"Of course he juggled. Indian clubs, hoops, plates, balls -- anything that would fly in his hands. I saw flying saucers before people even heard of the other kind. One of his tricks involved balancing a saucer on his foot and flipping it up on his forehead, then balancing a cup on his foot and flipping it up and catching it on the saucer, then balancing a spoon on his foot and flipping it up and catching it across the top of the cup, then balancing a sugar cube on his toe, flipping it up and catching that in the spoon. All done effortlessly with an amusing line of patter. Along with this he did card tricks and other magic which enchanted us."

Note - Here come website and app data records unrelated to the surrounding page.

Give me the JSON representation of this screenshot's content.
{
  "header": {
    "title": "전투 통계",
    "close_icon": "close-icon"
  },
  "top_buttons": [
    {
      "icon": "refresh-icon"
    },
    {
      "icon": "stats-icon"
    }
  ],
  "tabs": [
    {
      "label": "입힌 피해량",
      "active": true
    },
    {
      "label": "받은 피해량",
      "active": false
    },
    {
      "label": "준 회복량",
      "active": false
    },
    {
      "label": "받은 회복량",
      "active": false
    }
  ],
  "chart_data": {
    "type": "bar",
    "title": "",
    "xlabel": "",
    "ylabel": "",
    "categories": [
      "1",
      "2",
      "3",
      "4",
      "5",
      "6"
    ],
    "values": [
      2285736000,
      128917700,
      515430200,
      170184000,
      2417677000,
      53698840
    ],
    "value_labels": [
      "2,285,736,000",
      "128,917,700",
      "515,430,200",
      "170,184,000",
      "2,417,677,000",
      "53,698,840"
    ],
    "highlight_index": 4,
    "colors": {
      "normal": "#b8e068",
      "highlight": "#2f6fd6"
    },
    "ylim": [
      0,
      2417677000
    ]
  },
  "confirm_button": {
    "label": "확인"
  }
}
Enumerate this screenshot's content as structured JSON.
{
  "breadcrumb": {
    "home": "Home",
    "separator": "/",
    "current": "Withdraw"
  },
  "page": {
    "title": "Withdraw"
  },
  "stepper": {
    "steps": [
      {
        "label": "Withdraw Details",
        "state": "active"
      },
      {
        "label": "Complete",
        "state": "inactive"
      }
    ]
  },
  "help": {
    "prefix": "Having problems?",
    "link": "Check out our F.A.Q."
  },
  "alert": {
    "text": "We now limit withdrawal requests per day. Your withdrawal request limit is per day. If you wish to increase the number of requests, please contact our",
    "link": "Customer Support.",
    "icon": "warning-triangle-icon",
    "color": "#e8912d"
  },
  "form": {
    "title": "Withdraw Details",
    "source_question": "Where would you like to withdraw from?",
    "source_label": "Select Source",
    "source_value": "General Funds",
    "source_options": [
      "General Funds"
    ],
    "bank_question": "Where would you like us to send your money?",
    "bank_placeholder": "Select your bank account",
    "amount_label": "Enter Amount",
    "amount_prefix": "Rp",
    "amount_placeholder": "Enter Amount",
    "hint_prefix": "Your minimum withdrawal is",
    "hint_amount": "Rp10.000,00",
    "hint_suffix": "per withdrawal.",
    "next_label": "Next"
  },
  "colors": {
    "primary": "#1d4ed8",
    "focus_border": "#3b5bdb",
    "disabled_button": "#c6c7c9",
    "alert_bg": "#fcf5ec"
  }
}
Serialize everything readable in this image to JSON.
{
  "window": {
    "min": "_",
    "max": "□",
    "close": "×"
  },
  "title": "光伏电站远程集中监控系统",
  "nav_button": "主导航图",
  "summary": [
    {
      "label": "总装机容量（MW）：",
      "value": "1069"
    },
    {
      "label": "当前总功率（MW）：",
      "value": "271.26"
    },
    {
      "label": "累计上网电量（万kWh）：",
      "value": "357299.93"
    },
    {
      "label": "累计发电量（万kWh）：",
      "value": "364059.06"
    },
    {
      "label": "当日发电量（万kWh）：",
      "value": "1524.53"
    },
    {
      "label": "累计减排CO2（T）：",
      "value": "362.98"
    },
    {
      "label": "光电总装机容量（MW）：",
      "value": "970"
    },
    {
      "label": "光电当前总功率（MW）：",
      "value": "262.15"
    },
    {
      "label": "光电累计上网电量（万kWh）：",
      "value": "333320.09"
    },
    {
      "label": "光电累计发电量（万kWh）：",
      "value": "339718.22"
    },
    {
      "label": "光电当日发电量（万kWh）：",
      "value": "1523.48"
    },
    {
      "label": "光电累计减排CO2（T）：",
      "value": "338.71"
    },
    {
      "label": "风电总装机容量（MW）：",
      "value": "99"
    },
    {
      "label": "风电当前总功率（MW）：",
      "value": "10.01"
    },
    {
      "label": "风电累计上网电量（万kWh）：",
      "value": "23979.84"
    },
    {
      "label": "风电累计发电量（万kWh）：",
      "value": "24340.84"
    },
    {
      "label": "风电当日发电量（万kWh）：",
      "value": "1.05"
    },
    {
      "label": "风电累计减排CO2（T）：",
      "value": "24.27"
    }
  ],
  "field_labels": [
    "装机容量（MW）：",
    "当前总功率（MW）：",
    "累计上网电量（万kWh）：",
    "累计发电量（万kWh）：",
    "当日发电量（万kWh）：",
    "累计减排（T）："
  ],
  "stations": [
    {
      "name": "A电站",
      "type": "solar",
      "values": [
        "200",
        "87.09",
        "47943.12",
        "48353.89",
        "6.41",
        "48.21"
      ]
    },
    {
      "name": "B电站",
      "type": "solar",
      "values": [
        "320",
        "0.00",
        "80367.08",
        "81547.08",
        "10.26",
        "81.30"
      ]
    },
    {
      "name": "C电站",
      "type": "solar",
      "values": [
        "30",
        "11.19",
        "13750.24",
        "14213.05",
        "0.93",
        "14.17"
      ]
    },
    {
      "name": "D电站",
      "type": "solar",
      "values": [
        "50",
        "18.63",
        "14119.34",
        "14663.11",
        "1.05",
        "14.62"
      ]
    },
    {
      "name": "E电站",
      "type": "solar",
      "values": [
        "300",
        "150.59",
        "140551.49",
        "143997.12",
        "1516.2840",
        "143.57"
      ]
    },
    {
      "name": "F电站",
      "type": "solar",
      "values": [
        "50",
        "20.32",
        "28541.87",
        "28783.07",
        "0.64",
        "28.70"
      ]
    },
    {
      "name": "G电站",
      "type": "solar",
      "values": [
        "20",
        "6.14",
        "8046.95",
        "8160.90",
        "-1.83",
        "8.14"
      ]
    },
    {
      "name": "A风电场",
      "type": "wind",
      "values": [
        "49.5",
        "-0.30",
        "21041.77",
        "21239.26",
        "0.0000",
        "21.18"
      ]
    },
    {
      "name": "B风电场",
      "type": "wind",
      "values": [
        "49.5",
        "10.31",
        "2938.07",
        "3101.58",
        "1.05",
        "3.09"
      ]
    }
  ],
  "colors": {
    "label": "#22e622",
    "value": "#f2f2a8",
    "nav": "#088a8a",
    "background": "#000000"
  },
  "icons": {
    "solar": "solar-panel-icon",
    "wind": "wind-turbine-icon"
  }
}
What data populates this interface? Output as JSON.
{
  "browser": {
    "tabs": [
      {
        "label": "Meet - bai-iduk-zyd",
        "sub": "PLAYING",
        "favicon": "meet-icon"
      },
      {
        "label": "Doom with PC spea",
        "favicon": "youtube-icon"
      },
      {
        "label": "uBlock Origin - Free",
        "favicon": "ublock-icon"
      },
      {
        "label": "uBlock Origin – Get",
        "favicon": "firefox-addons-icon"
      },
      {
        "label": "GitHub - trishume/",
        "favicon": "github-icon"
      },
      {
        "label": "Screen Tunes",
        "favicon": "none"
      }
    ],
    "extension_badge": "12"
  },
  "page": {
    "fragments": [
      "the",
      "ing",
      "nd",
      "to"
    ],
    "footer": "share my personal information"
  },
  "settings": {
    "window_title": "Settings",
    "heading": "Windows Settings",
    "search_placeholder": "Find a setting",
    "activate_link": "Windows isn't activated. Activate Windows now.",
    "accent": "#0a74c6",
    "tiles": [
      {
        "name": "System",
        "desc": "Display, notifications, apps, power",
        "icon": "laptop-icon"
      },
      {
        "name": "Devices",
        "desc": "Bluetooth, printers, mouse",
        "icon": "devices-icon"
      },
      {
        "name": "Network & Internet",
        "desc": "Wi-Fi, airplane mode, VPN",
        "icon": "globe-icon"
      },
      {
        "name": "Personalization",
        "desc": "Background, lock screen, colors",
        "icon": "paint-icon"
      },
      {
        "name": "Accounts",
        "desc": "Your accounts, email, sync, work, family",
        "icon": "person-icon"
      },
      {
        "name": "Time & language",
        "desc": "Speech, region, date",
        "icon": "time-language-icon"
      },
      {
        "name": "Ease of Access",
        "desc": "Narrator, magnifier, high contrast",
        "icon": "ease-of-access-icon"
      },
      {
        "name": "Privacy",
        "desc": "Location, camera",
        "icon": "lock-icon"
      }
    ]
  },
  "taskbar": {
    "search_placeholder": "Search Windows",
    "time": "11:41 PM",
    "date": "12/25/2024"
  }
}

Along with a quick wit and other performing skills, Tom was a ventriloquist. When Joe Truman's cow fell through the barn floor, neighbors gathered around and tugged, front and rear while the poor animal struggled and mooed. Thinking clearly, Redway imitated the bellowing of an impassioned bull, and the sad mooing ceased. The cow hauled herself to the floor and headed toward the pasture!
During the Depression Tom and Nina were hit hard with financial woes, and never really recovered. Their savings melted away and they sold what valuables they could. They received gifts of food from friends and neighbors, even after World War II. One man said of Tom, "He was poor as far as money was concerned, but he was very wealthy in terms of good will."
After a long illness, Nina died in 1947 and Tom continued alone. He lost an eye to glaucoma in 1950, but that didn't stop him from entertaining and clowning. In 1955 he collapsed at home and was hospitalized for several serious operations, then discharged to a rest home. Later that year he returned to Rosy Ridge where he remained until his death in 1960, leaving no relatives.
The town of North New Salem took over the property, sold it to an abuttor, who eventually tore the dwelling down except for the high-ceilinged room where Tom practiced juggling. What possessions worth anything were sold, the rest discharged. His juggling paraphernalia was acquired by Richard Casey, an amateur juggler who now lives in California. The high ceilinged room mysteriously burned down a year later.
In my research calls and inquiries one thing impressed me quite clearly. The people in town and the surrounding townships loved the Redways quite emphatically. Even a teenager working in the local post office knew who they were. Dynamic, powerful, humorous and wise. They made a mark that was easy to follow.
New Salem Academy alumni donated money for a suitable marker for his grave, but funds fell short and lay dormant for 16 years. In 1976 it came to the attention of James Hodge of a granite works in a nearby town. He had personal recollections of their entertainment and made up the difference for his tombstone.
One hopes that the rewards of a career in the footlights shone brighter in their hearts than their pauper's legacy. Nina indicated that at one time, when asked if she missed her former life - the theaters, audiences, and challenges. "It is far better," she replied, "to be a has-been than a never-was!" Tom felt that way, too. His favorite saying was, "There's a right way, a wrong way and a Redway!"